A doctor may order a series of tests that will help in diagnosing a patient with catatonic schizophrenia. The tests and procedures may include:
A doctor will look at the weight, height, heart rate, temperature, and blood pressure of the patient. The doctor may also listen to lungs and heart and examine the abdomen.
Complete blood count (CBC)
A doctor may order for a CBC test to check for drugs and alcohol as well as thyroid function.
CT and MRI scan
Imaging scans aim at looking for abnormalities in a patient’s brain structure
This test is used to check the functioning of the brain.
Doing psychological evaluation
A patient will meet a psychiatrist who will ask questions about their thoughts, behaviors, and feelings. The psychiatrist will discuss the symptoms with the patient and will look at things like when they started, how they have affected the life of the individual, and how severe they have been. The psychiatrist will ask the patient if they have been having thoughts of harming themselves or feeling that other people may harm them.

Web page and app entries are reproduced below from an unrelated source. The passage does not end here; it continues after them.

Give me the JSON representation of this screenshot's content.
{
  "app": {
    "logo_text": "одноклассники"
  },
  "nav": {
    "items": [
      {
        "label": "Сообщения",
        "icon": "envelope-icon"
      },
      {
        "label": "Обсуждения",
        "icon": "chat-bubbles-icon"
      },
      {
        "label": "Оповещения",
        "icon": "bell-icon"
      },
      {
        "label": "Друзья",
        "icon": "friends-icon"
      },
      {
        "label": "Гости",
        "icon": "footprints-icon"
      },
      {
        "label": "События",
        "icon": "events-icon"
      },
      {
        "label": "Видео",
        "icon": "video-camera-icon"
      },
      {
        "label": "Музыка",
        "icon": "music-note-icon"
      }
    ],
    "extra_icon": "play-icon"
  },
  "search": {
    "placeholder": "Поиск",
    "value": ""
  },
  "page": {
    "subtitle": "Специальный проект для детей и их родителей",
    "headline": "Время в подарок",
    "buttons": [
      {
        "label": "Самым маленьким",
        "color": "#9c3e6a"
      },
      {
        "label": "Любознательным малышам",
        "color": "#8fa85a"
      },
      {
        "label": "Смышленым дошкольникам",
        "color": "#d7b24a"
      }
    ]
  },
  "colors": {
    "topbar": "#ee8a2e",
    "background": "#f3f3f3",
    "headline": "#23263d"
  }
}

A doctor may have to rule out other conditions such as substance abuse, seizure disorder, mania, and severe depression because they tend to show symptoms that resemble those of catatonic schizophrenia. The diagnosis process for catatonic schizophrenia may take a long time.1
While catatonic symptoms may not go on for long, schizophrenia may last throughout the life of the individual. Even when the symptoms disappear, a patient may need treatment to be done throughout. The treatment will depend of various aspects such as the type of symptoms the individual is experiencing, their age, the health of the patient, and the severity of the symptoms. The treatment options available include:
A patient may be given medications such as benzodiazepines, which act as tranquilizers. Benzodiazepines are fast acting and can be intravenously administered ( injected into a vein). However, there is a risk for the patient developing dependency on the drug if it is used for a long time.
Other medications include barbiturates, which act as sedatives or depressants. Barbiturates help suppress the central nervous system and their effects may come with mild sedation or even total anesthesia. These medications can relieve the catatonic symptoms rapidly. Also, when used for extended period of time, they could lead to drug dependency. A doctor may also prescribe antidepressants as well as mood stabilizers.
Other forms of treatment include:
ECT (electroconvulsive therapy)
A patient that does not seem to respond to other forms of treatment like medications may need ECT. An electric current is usually sent through the patient’s brain to help produce controlled seizures or convulsions. In this treatment procedure, it may bring about short term effects such as memory loss.
Although medications may help a patient with catatonic schizophrenia, psychotherapy may be required, but only if the symptoms are mild. In severe cases, psychotherapy may not be helpful.
A patient may need to be hospitalized when they have severe cases of the condition. In the hospital, a patient will have access to better sleep, proper nutrition, and hygiene.
Vocational and social skills training
A patient may need help to live independently. This is important during the recovery of the patient. Patients are taught how to communicate better, prepare nutritious food, and have good hygiene.
Compliance or adherence
This means taking the right medication in the right doses, and at the right time. Patients with schizophrenia may have difficulties in taking their medication and this could impact their lives and those of other people close to them.1
- Catatonic Schizophrenia: Causes, Symptoms, and Treatment. http://www.medicalnewstoday.com/articles/192263.php
- Schizophrenia ( Catatonic Type ). http://www.psyweb.com/mdisord/SchizoDis/cattype.jsp